What is being asked: Filter the data for lines with the word "title", then copy every line so identified.

···

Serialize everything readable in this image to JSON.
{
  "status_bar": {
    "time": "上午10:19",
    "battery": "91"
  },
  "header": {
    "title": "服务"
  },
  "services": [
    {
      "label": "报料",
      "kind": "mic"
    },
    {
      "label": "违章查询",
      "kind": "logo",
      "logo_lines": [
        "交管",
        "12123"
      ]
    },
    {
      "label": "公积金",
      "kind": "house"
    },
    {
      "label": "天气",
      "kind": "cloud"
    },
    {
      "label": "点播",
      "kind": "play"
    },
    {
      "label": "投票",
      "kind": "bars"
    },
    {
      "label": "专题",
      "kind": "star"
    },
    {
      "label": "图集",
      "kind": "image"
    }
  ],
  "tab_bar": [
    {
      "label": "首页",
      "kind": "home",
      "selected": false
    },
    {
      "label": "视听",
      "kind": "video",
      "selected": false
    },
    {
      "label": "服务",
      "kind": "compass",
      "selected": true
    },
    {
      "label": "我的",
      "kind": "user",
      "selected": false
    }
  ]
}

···

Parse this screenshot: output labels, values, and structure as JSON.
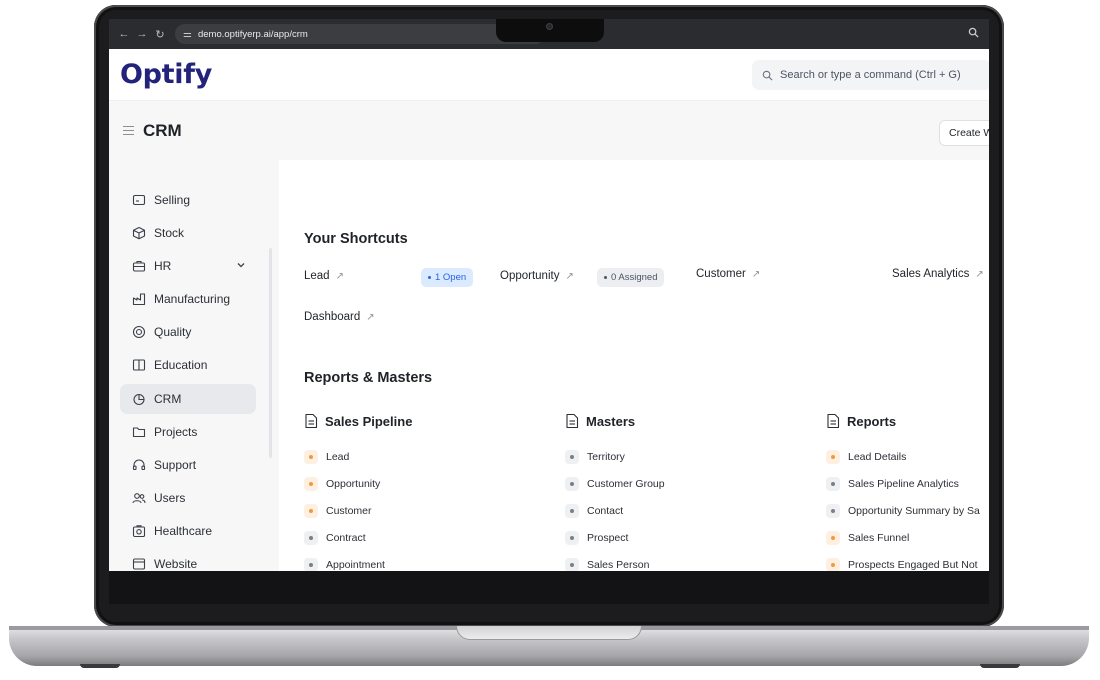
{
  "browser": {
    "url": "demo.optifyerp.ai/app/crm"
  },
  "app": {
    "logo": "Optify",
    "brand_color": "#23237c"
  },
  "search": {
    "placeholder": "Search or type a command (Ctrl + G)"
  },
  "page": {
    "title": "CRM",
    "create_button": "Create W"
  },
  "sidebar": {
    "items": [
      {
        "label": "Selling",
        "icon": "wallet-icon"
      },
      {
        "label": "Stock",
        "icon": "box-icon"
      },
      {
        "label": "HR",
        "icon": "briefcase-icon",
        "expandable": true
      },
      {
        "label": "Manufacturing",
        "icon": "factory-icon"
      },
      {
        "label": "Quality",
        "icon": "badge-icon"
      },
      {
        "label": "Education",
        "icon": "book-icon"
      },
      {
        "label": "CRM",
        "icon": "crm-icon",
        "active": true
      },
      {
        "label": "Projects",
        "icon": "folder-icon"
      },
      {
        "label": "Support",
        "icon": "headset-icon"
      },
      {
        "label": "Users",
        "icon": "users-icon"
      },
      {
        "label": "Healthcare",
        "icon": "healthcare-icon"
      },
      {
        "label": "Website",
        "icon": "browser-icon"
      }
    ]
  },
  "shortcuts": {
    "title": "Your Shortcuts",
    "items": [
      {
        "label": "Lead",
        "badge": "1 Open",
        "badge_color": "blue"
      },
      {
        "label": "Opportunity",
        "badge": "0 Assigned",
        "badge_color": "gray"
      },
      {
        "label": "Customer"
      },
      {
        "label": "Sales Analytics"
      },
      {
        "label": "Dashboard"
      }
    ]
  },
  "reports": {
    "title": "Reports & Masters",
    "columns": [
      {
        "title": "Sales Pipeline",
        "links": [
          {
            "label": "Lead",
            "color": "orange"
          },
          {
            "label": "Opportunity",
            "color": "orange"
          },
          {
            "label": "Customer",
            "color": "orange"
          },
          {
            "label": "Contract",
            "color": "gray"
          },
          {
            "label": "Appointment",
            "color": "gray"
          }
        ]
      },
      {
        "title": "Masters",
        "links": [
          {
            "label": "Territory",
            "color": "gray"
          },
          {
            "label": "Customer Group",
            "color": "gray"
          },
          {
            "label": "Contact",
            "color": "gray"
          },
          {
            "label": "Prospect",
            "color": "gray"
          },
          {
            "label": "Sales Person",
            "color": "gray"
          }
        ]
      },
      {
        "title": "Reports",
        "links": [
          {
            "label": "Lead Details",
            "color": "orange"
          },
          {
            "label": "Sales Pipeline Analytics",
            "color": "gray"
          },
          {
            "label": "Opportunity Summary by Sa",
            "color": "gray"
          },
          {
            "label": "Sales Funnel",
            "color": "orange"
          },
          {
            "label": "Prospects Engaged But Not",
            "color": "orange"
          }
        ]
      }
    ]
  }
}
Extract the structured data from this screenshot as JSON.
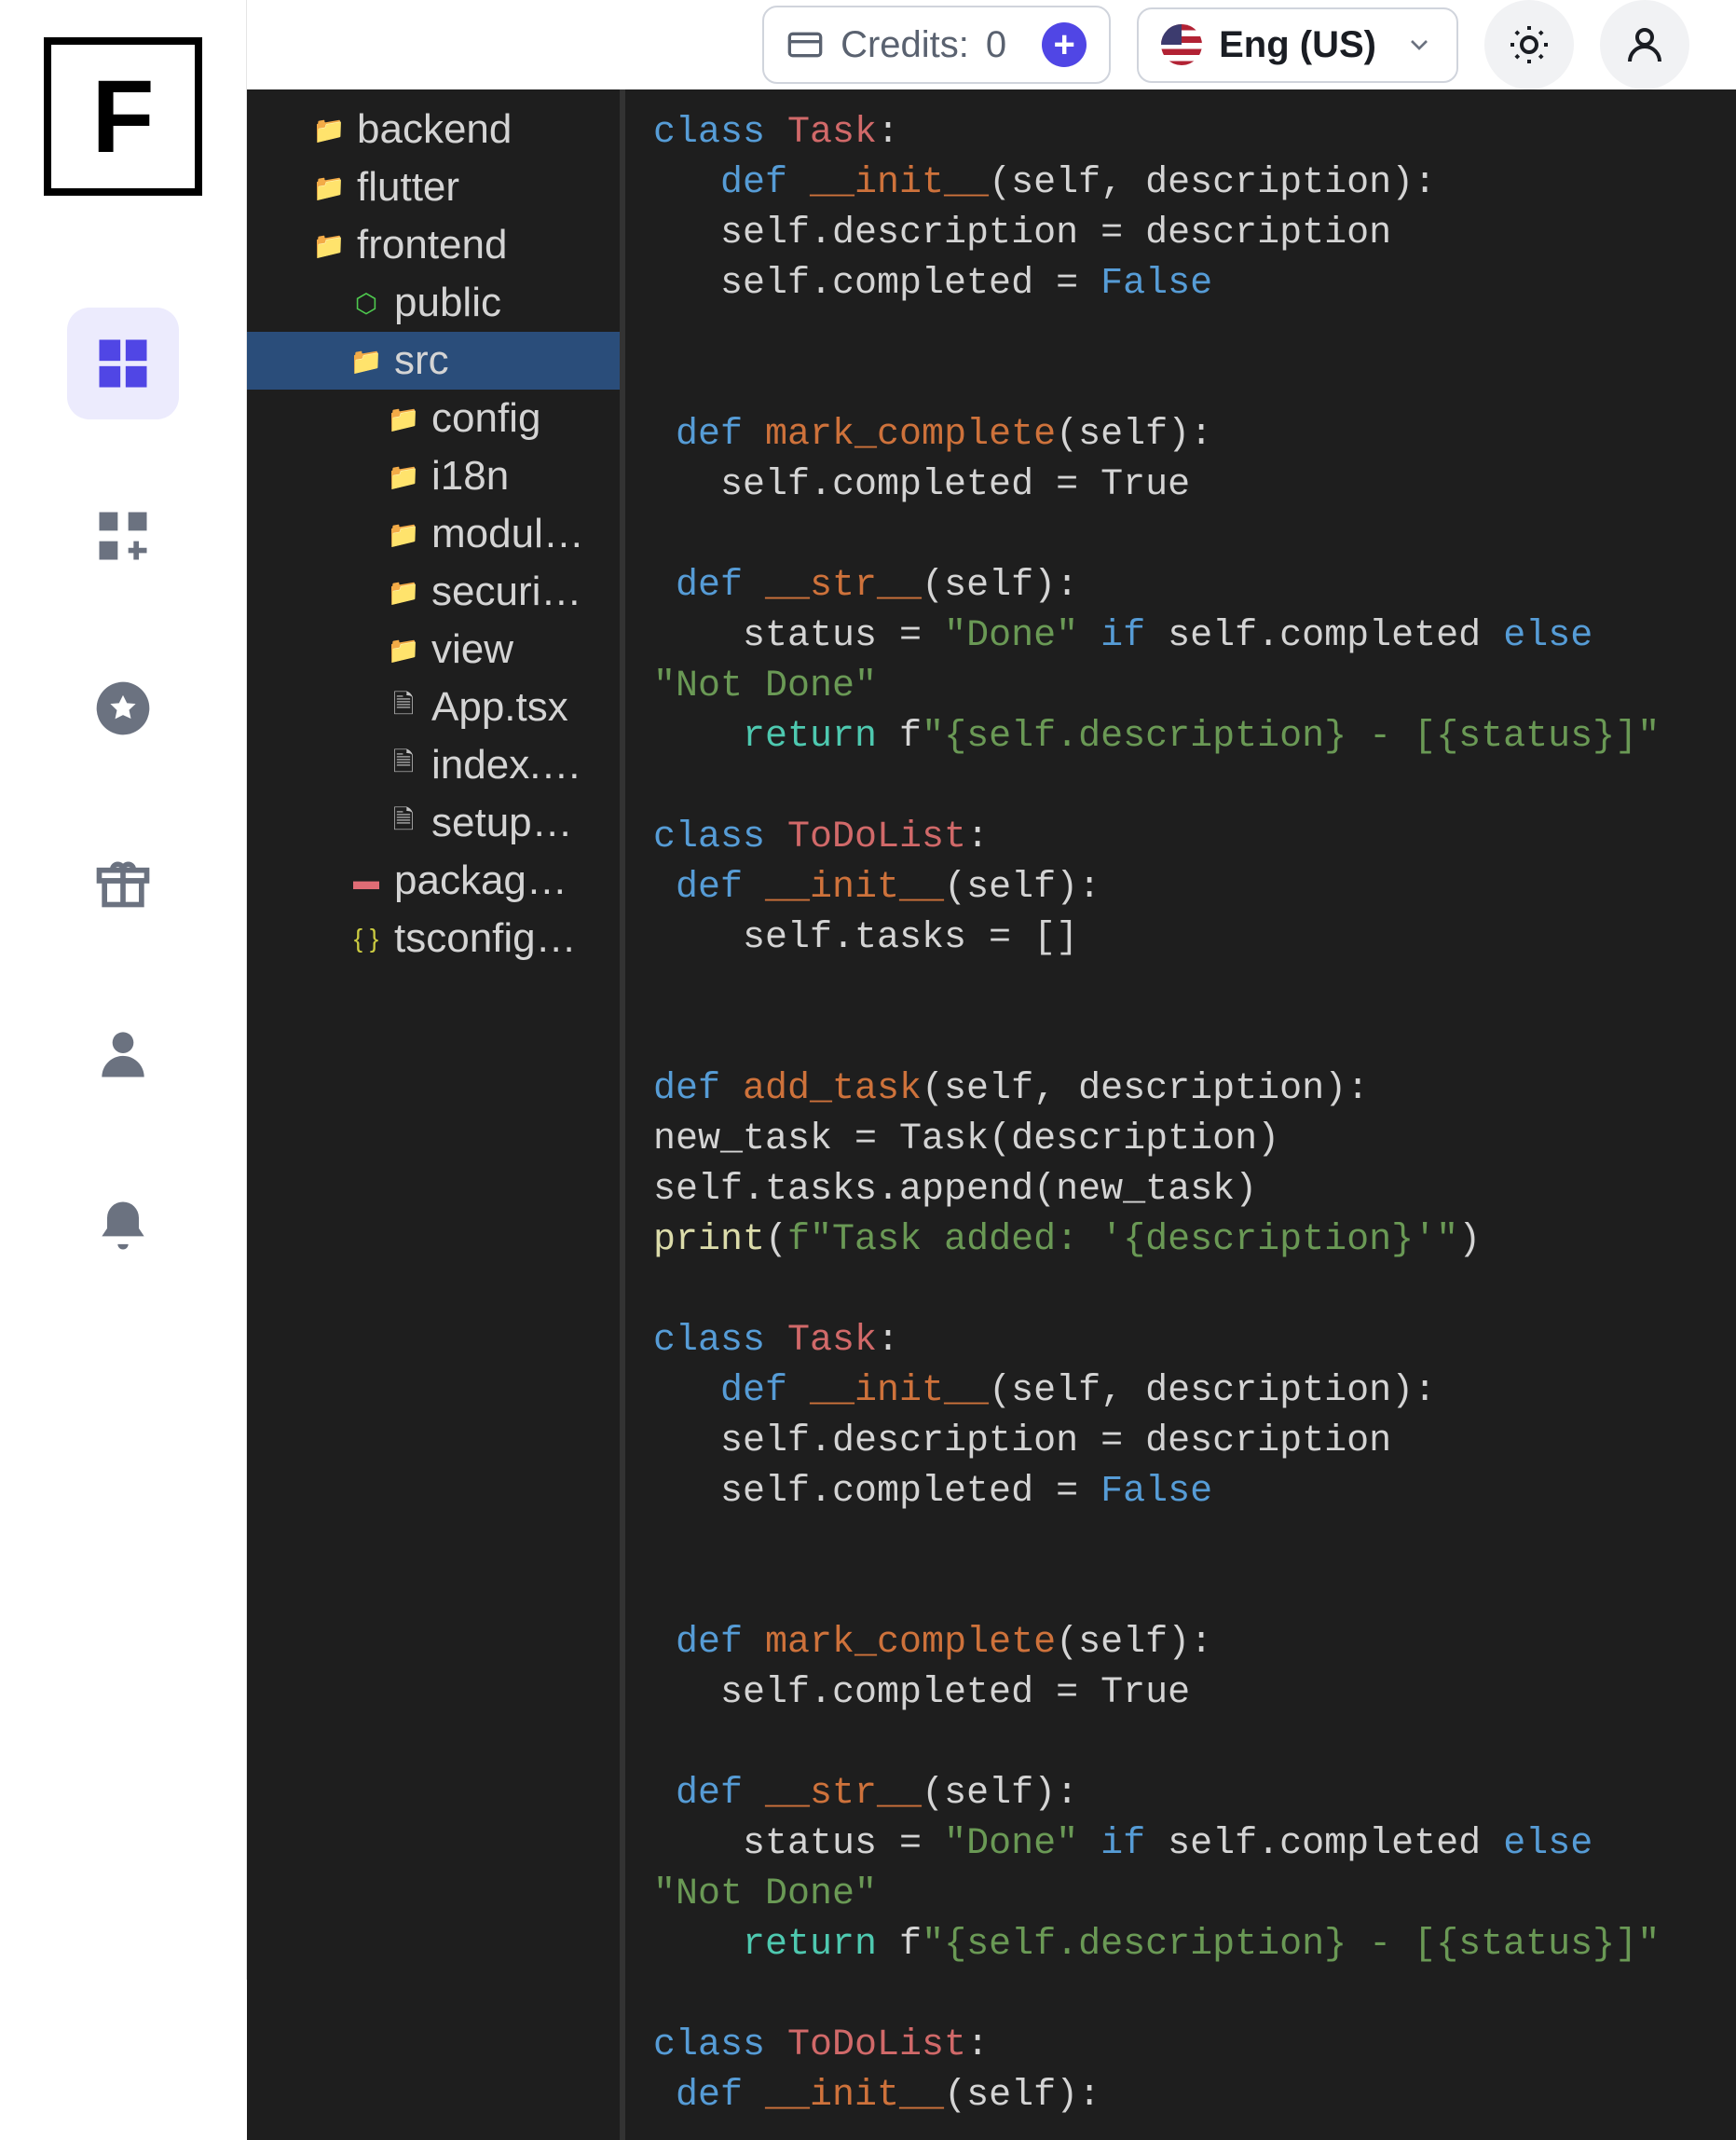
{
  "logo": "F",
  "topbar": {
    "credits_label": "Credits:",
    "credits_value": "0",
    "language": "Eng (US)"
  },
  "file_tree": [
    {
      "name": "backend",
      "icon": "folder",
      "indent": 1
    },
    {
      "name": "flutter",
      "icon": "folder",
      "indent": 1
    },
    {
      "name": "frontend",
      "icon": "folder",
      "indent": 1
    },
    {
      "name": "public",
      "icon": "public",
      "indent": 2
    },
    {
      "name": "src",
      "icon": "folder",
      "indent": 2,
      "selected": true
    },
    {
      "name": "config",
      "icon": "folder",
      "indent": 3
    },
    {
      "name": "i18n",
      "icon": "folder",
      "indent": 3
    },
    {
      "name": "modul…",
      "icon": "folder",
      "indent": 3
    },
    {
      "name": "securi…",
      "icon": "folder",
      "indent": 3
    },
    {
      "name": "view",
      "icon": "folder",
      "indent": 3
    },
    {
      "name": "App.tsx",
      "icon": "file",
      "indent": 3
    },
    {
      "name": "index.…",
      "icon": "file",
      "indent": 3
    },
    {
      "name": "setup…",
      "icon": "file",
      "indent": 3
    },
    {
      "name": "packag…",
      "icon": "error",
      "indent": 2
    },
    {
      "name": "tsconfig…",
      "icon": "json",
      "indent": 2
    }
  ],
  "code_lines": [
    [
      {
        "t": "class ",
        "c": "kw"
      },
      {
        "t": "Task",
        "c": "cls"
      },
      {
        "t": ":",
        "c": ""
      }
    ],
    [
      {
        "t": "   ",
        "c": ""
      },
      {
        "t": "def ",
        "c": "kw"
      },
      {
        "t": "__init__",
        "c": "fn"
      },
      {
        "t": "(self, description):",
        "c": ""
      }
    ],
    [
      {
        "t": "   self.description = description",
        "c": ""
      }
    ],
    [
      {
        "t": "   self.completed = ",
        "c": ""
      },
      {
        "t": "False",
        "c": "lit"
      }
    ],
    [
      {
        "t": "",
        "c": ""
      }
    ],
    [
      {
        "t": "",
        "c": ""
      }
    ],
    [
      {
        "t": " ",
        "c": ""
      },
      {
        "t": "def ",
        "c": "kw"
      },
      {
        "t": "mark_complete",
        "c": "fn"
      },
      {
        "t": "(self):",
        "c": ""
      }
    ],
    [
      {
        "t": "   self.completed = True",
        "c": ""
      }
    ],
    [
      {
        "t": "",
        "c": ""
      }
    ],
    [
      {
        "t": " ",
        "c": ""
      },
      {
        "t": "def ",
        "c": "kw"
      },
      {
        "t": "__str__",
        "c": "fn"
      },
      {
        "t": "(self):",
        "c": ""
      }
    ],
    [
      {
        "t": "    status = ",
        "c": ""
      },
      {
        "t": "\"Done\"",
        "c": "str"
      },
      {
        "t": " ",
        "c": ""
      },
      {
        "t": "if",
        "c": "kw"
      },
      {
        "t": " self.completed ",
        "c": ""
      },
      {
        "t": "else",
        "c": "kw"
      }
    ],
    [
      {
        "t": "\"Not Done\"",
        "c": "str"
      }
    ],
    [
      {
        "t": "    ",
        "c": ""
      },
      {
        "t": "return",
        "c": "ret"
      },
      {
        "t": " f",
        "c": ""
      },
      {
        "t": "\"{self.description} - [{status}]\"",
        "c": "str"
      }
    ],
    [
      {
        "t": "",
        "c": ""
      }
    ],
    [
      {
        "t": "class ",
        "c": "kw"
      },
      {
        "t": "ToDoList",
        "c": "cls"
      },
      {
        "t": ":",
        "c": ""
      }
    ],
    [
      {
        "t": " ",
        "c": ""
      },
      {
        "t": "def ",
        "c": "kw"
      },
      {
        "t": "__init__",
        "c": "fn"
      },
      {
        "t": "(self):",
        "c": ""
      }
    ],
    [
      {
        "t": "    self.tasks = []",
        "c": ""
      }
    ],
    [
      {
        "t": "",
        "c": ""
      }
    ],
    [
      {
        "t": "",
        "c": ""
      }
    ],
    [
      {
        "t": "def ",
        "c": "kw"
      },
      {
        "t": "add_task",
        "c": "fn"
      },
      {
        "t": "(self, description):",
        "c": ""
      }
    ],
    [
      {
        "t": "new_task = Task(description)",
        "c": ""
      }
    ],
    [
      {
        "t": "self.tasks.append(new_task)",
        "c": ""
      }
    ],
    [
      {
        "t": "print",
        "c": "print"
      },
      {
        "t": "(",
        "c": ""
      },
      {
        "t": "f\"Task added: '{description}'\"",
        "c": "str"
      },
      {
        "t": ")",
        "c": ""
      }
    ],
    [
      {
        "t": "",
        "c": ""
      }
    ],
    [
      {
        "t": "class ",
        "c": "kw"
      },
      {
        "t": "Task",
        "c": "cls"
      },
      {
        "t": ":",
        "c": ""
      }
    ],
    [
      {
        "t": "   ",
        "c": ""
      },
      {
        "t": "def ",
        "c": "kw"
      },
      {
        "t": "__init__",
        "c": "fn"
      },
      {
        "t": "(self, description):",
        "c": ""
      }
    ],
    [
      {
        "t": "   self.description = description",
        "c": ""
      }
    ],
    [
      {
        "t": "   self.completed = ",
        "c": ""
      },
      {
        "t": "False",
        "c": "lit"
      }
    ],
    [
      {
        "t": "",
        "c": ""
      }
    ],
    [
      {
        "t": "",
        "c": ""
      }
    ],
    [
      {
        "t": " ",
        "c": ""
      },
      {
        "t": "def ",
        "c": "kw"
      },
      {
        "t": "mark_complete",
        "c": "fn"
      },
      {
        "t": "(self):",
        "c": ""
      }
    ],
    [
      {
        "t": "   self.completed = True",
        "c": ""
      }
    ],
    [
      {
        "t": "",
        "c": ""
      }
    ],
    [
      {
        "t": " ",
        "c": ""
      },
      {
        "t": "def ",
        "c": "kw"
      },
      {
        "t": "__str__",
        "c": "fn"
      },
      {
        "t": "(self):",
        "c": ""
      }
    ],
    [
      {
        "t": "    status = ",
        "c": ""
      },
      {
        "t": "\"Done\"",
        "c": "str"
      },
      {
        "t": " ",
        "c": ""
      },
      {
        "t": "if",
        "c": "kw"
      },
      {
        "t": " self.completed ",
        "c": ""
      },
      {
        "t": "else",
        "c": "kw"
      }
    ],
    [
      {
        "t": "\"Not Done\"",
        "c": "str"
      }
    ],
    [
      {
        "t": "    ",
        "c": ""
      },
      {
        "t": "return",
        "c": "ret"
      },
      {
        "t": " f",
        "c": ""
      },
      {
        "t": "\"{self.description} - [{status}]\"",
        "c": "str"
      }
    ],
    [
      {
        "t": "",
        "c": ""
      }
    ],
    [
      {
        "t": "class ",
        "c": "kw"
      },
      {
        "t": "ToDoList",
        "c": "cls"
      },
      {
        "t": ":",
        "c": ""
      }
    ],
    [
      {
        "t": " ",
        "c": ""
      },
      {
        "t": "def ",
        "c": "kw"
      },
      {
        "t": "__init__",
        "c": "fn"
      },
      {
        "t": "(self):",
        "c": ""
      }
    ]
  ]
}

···

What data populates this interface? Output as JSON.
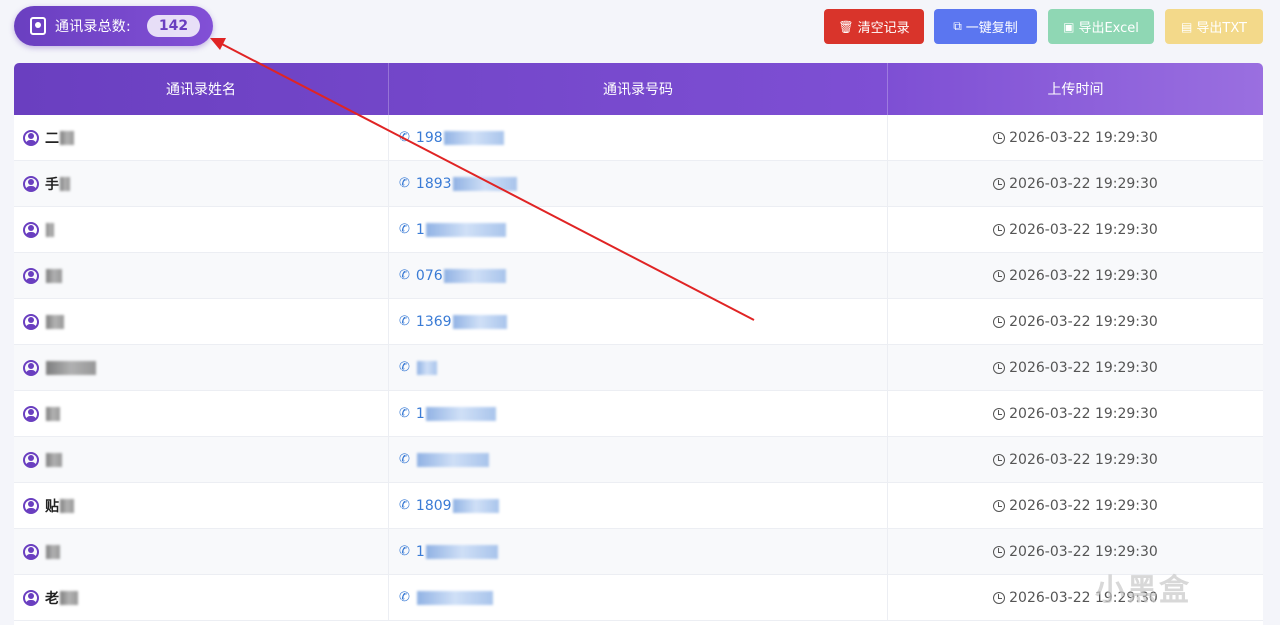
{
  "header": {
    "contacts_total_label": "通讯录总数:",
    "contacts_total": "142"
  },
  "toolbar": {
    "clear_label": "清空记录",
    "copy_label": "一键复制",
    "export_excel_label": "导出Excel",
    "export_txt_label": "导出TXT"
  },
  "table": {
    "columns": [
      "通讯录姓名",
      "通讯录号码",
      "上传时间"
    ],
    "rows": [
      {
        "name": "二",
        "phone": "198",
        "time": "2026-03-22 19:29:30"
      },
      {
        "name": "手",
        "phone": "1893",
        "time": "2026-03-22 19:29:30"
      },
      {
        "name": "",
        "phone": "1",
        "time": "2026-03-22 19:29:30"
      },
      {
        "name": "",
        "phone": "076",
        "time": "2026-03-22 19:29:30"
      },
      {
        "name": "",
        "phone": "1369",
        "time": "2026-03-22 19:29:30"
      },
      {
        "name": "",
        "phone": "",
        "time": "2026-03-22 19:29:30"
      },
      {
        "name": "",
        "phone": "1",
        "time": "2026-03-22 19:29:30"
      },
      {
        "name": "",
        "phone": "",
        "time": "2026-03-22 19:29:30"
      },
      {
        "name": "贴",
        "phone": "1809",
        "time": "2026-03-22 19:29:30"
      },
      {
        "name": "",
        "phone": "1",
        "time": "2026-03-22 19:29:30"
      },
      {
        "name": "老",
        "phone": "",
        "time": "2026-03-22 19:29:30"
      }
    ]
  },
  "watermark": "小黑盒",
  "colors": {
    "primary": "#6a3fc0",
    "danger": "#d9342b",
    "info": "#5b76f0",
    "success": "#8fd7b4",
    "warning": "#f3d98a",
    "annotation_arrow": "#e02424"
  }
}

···

Answer box:
    "title": "服务"
    "title": "CRM",
    "title": "Your Shortcuts",
    "title": "Reports & Masters",
        "title": "Sales Pipeline",
        "title": "Masters",
        "title": "Reports",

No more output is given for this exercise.